Funding: US DOE Contract #DEAC0276SF00515 Higher Order Modes (HOMs) excited by the passage of the beam through an accelerating cavity depend on the properties of both the cavity and the beam. It is possible, therefore, to draw conclusions on the inner geometry of the cavities based on observations of the properties of the HOM spectrum. A data acquisition system based on two 20 GS/s, 6 GHz scopes has been set up at the FLASH facility, DESY, in order to measure a significant fraction of the HOM spectrum predicted to be generated by the TESLA cavities used for the acceleration of its beam. The HOMs from a particular cavity at FLASH were measured under a range of known beam conditions. The dipole modes have been identified in the data. 3D simulations of different manufacturing errors have been made, and it has been shown that these simulations can predict the measured modes. 
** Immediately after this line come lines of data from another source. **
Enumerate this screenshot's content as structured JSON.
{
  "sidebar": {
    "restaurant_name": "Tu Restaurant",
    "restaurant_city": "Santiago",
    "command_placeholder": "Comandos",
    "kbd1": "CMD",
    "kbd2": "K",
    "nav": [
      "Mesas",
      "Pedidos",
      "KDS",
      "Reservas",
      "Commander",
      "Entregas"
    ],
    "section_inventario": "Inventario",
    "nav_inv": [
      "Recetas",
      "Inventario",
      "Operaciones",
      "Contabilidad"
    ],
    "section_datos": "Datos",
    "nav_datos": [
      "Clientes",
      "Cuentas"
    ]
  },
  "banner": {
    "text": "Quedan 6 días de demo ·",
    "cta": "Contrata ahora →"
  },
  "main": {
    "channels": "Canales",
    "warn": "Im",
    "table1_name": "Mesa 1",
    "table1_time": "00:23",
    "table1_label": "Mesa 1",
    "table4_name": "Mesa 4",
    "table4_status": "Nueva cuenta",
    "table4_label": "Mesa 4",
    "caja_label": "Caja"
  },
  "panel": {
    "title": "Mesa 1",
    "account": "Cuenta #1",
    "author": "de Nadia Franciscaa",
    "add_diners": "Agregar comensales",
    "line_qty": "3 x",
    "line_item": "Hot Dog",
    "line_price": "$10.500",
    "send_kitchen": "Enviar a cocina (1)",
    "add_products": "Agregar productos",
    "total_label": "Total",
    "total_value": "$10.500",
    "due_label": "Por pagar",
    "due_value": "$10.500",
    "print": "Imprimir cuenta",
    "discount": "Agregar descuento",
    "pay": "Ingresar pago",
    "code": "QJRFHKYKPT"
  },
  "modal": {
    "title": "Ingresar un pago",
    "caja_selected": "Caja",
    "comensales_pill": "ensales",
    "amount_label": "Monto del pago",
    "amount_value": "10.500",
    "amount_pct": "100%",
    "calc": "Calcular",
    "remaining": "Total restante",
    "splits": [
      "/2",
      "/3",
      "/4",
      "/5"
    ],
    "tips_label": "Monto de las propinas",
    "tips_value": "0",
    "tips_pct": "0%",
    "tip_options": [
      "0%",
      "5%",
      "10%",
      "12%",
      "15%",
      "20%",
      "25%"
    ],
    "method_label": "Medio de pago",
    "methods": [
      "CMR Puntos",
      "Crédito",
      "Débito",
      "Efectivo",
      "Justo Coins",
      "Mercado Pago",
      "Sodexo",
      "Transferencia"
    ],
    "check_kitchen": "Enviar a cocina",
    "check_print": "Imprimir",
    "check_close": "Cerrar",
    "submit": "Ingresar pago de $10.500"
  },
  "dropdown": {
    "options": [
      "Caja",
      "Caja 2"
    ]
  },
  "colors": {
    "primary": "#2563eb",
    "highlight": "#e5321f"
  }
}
THPAN081  Collimator Wakefields: Formulae and Simulation  3405 


The effect of a leading particle on a trailing particle due to resistive and geometric wakefields in collimators can be described by expanding in a series of angular mode potentials W_{m}(s). Several formulae for these are given in the literature. We compare these formulae with numerical predictions from codes that solve the EM field equations, and explore the claimed regions of validity. We also explore how the EM code results can be used to numerically obtain angular mode potentials suitable for use in tracking codes.  
FRPMN091  Simulation of HOM Wakefields in the Main ILC Cavities  4288 
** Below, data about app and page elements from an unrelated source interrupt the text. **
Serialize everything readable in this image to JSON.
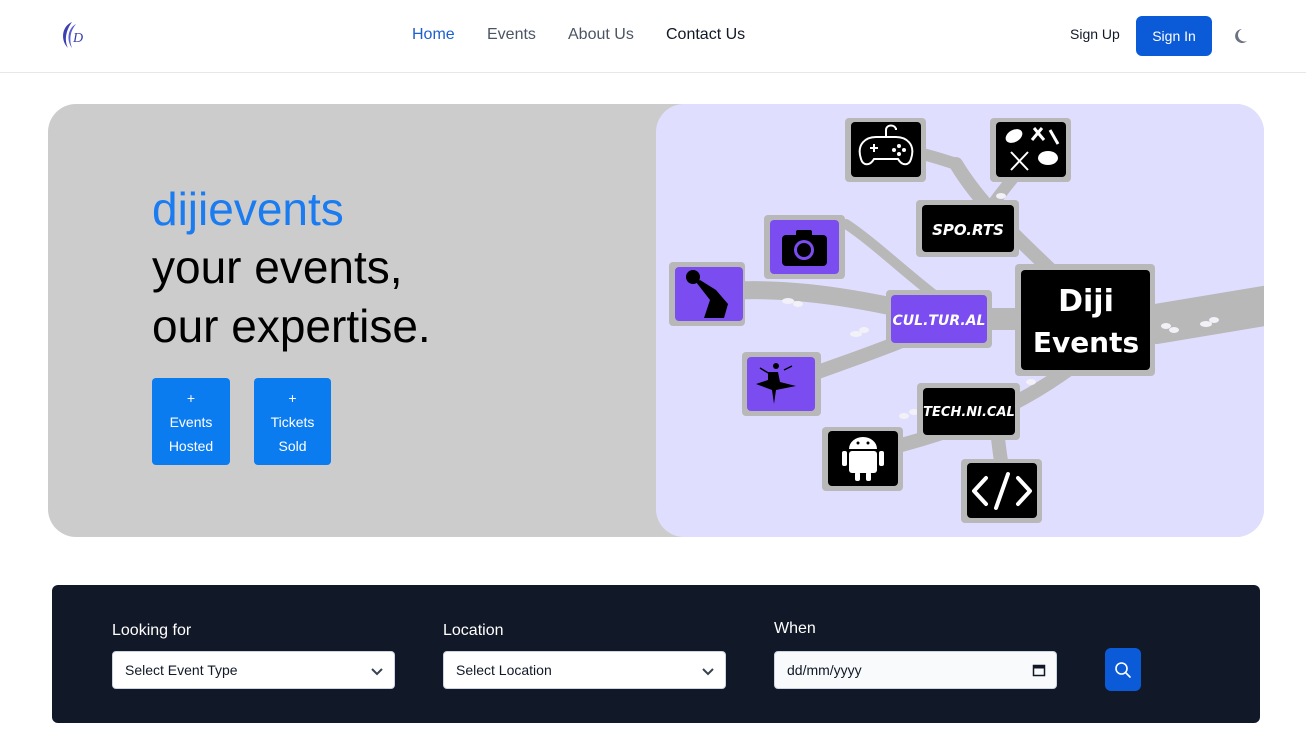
{
  "nav": {
    "home": "Home",
    "events": "Events",
    "about": "About Us",
    "contact": "Contact Us",
    "sign_up": "Sign Up",
    "sign_in": "Sign In"
  },
  "hero": {
    "brand": "dijievents",
    "tagline_1": "your events,",
    "tagline_2": "our expertise.",
    "stats": [
      {
        "plus": "+",
        "line1": "Events",
        "line2": "Hosted"
      },
      {
        "plus": "+",
        "line1": "Tickets",
        "line2": "Sold"
      }
    ],
    "graphic": {
      "center_line1": "Diji",
      "center_line2": "Events",
      "sports": "SPO.RTS",
      "cultural": "CUL.TUR.AL",
      "technical": "TECH.NI.CAL"
    }
  },
  "search": {
    "looking_for_label": "Looking for",
    "event_type_value": "Select Event Type",
    "location_label": "Location",
    "location_value": "Select Location",
    "when_label": "When",
    "date_value": "dd/mm/yyyy"
  },
  "colors": {
    "accent": "#0b5bd9",
    "brand_blue": "#1a7cf0",
    "panel": "#111827",
    "hero_gray": "#cccccc",
    "hero_lavender": "#e0defe",
    "purple": "#7b4df0"
  }
}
We investigate the electromagnetic field (e.m.) excited by a train of multiple bunches in the main superconducting linacs of the ILC. These e.m. fields are represented as a wakefield. Detailed simulations are made for the modes which constitute the longrange wakefield in new high gradient cavity structures. In particular, we focus our study on the modes in reentrant and low loss Ichiro cavities. Modes trapped within a limited number of cells can give rise to a significant diminution in the emittance of the beam and we pay particular attention to these modes. Beam tracking simulations on the resulting emittance dilution over the entire length of the linac are made in order to provide details on the damping which is necessary for modes with particularly large kick factors.  
FRPMN092  Beam Coupling Impedance Simulations and Laboratory Measurements for the LHC FP420 Detector  4294 


The FP420 collaboration* aims at designing forward proton tagging detectors to be installed in the LHC sectors 420 meters downstream of the ATLAS detector and/or CMS detector. The experiment requires modification of the beam pipe material and geometry with a consequent impact on the LHC impedance budget and the circulating beam stability. This paper describes numerical simulations and laboratory measurements carried out to characterize the coupling impedance (longitudinal and transverse) and the associated loss factor of each insertion. The detectors are located in pockets of the beam tube. We study both single and multipocket configurations with a view to characterizing the impact on the beam dynamics. In addition, results are compared to available analytical calculations for the resistive wall impedance.
* Cox, Brian et al., "FP420 : An R&D Proposal to Investigate the Feasibility of Installing Proton Tagging Detectors in the 420 m Region of the LHC", CERNLHCC2005025 

FRPMS069  Simulations of Stretched Wire Measurements of 3.9GHz Cavities for the ILC  4177 


We present wakefield simulations on both the main superconducting cavities and on the beam delivery system crab cavities of the ILC. We utilize both finite difference and finite element computer codes to simulate the electromagnetic fields in these cavities in the presence of a stretched wire. This study is intended to both predict the wakefield in experiments on the modal characterisation of 3.9 GHz cavities in progress at the Cockcroft Institute and, to explore practical issues concerning the feasibility of using this stretched wire method to investigate modes in the ILC main cavities. Multicell scattering matrices and the modes in infinite periodic structures are calculated with a view to aiding the interpretation of experimental results. A modal convergence study is also included